Ta Hoang Linh, director of the European-American Market Department, said the Eurasian market of 28 countries, stretching from Eastern Europe to Central Asia, is a potential export market for Vietnamese goods. Under Vietnam’s free trade agreement with the Eurasian Economic Union (EAEU) implemented over the past five years, most Vietnamese goods exported to the EAEU are entitled to zero percent tax rate.
According to the General Department of Vietnam Customs, trade turnover between Vietnam and Eurasia reached US$12.7 billion in the first 11 months of 2021, an increase of 13.1 percent compared to the same period in 2020. Of the total, Vietnam’s exports reached US$8.6 billion, a year-on-year increase of 10 percent, while imports reached US$4.1 billion, up 20.5 percent annually. Vietnam’s exports remained modest compared to their import demand estimated at about US$1.345 trillion, or only 0.66 percent of the market share, meaning that room for Vietnam’s exports remains huge, Linh said.
Russia is Vietnam’s main partner in the EAEU. Vietnamese Trade Counselor in Russia Duong Hoang Minh said Russian people are interested in Vietnamese food and there are 800-900 restaurants selling Vietnamese dishes in Russia.
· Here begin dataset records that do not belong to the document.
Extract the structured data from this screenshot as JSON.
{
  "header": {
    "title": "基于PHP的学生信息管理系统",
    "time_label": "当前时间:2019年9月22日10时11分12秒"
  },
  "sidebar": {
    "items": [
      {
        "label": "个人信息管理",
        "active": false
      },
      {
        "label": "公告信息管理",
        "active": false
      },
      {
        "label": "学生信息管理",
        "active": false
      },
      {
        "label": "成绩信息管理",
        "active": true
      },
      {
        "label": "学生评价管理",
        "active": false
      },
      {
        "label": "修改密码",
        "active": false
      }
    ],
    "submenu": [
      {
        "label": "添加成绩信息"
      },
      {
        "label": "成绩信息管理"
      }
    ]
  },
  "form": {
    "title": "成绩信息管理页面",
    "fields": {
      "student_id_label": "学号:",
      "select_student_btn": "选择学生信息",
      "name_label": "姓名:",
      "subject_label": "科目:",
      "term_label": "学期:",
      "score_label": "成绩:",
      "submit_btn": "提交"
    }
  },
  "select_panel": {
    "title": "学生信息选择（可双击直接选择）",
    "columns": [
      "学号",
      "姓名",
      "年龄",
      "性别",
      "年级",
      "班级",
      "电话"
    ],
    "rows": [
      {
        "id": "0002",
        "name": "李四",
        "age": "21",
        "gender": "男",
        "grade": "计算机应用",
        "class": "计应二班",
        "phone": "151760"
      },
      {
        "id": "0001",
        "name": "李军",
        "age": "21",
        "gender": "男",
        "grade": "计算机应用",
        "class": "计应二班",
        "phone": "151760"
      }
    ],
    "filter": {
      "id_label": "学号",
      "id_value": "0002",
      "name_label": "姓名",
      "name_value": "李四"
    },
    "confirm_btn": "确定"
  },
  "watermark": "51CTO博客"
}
In addition, they are interested in Vietnamese dried fruit, such as mango and custard apple.
Ukraine is another potential export market for Vietnamese goods. Nataliya Zhynkina, Charge d'Affaires of the Ukrainian Embassy in Vietnam, said the two countries’ economic and trade cooperation has great potential and has not been fully tapped. She said Ukraine has demand for agricultural products and spent US$6.5 billion to import farm produce in 2021. Of the figure, US$900 million constituted Vietnamese exports, which remained modest compared to Ukraine’s import demand, leaving much room for growth.
In addition, Greece and Bulgaria offer gateways for Vietnamese products to the Western Balkans.
To make good use of incentives provided by the Vietnam-EAEU Free Trade Agreement and promote exports to the region, Duong Hoang Minh said Vietnamese businesses need to conduct market surveys and participate in specialized exhibitions in Russia. They should also pay more attention to product quality and packaging and label designs, Minh said.
Do Xuan Hoang, general director of the Mareven Food Central, said that to do business in the Eurasian market, Vietnamese firms can focus on selling raw materials, outsourcing and production for large stores, and investment in building their brands and developing trade and production activities.
Hoang emphasized the need to change thinking on market access. At first, Vietnamese businesses should gain access to local distribution systems on a smaller scale. After acquiring a deeper understanding of the market and suitable product lines with affordable prices, they can negotiate with large distribution systems.